Well this sure seemed like a bad omen on the day of Poseidon’s Parade. On the morning of Saturday, September 21, a bottlenose dolphin washed up dead around Beach 102nd Street.
After early morning, beachgoers reported the animal, NYC Parks Department staff responded to the scene to keep crowds away until experts could respond to perform a necropsy. The Atlantic Marine Conservation Society (AMCS) responded. The Rockaway Times reached out to them for information on a possible cause of death, but the definite answer may not come for a while. However, there was no evidence of ingested plastic or a vessel strike, a common cause of death for local marine life. “We did not find anything significant other than some lung worms and splenic cysts. We took samples to send to a pathologist to help determine a cause of death. Those results may take several months to come back,” AMCS said.
Although locals can see plenty of dolphins alive and well from the shoreline nowadays, it is not very common for them to wash up dead. The last report of a dolphin washing up dead was in May 2015, and before that, August 2013.
However AMCS says last week was a particularly rough one for marine life around New York waters. “AMCS responded to seven animals in seven days last week, including two whales, a dolphin, and four sea turtles. Three of the sea turtles had evidence of human interaction,” the organization posted to its Facebook page. One of the whales, a right whale, had been found entangled in the past, and the sea turtles all showed evidence of a vessel strike.
AMCS says there are ways people can do their part to prevent more tragedies. “Unfortunately, this is not uncommon in the New York Bight, but it is preventable.
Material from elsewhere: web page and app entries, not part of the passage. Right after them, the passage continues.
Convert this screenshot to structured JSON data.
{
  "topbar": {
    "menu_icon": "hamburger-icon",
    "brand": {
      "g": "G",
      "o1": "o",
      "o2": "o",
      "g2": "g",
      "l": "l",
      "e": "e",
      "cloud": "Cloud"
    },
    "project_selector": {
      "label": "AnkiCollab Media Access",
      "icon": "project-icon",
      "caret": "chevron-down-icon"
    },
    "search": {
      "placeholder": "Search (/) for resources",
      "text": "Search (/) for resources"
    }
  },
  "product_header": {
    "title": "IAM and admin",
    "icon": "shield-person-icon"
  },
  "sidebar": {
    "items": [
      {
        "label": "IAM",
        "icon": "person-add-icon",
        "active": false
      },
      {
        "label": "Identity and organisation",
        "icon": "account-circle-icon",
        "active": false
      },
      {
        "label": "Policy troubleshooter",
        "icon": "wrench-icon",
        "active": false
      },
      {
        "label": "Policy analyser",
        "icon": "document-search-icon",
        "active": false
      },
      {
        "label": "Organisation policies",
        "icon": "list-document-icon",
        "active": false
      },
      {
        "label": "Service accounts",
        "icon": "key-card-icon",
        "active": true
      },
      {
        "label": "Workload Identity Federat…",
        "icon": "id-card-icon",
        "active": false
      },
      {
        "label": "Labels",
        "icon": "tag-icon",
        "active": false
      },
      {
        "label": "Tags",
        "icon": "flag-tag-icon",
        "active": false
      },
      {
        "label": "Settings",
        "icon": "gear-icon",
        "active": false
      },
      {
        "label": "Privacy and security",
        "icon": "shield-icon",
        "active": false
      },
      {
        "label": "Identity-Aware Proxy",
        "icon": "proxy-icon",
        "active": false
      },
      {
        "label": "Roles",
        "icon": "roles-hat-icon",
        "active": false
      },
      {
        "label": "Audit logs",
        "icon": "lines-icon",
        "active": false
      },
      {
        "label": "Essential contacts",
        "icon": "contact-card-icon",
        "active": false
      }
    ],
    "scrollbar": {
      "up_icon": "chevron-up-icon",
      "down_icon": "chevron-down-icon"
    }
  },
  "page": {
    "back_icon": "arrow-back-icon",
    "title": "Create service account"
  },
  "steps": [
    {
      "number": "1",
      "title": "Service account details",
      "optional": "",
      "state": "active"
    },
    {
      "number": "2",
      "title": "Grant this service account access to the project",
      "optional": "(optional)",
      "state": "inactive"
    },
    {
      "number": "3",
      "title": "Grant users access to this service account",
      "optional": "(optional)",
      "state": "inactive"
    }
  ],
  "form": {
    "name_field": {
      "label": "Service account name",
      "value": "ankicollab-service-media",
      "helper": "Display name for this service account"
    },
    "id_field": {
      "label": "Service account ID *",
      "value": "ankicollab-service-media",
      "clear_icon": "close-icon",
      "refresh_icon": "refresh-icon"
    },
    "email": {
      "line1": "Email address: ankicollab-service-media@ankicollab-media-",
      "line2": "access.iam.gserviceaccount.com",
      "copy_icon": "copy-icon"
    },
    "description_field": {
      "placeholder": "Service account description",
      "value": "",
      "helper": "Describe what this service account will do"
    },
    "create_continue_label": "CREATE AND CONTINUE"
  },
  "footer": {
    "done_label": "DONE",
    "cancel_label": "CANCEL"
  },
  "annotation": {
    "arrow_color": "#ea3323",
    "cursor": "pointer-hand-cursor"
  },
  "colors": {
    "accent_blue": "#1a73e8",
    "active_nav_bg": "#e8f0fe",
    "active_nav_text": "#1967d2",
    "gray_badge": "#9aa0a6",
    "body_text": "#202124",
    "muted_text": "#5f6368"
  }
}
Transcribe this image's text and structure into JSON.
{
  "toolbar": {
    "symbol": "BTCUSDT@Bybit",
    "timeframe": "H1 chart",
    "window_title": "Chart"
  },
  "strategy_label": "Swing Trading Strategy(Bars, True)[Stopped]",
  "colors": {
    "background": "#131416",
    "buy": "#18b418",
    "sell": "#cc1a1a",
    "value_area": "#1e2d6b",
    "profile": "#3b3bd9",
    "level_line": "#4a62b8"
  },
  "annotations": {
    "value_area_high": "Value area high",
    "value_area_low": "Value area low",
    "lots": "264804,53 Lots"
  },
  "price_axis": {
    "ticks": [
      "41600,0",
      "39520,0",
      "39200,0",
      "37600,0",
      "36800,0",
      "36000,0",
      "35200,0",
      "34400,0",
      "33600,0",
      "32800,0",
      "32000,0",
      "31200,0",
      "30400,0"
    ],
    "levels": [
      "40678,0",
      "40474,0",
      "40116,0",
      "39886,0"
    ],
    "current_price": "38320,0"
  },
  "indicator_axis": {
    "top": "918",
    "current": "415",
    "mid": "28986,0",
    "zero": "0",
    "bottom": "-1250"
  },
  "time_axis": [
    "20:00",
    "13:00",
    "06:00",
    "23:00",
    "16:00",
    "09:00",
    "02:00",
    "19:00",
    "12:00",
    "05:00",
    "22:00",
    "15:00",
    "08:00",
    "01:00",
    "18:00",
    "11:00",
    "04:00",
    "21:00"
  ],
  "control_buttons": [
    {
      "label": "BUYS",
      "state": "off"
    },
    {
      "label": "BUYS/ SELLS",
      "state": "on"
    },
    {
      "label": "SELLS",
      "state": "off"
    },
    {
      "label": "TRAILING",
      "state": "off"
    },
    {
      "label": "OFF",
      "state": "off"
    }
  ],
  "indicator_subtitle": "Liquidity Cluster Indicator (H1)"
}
Picking up trash from beaches, not releasing balloons, opting for reusable alternatives to plastic, and keeping an eye out for marine life in our shared waters are just some of the things you can do to promote marine conservation through action,” the organization posted.
If you come across a deceased or distressed animal, report it to AMCS by calling 631-317-0030 or the NY Marine Rescue Center at 631-369-9840.BLOG COMMENTS POWERED BY DISQUS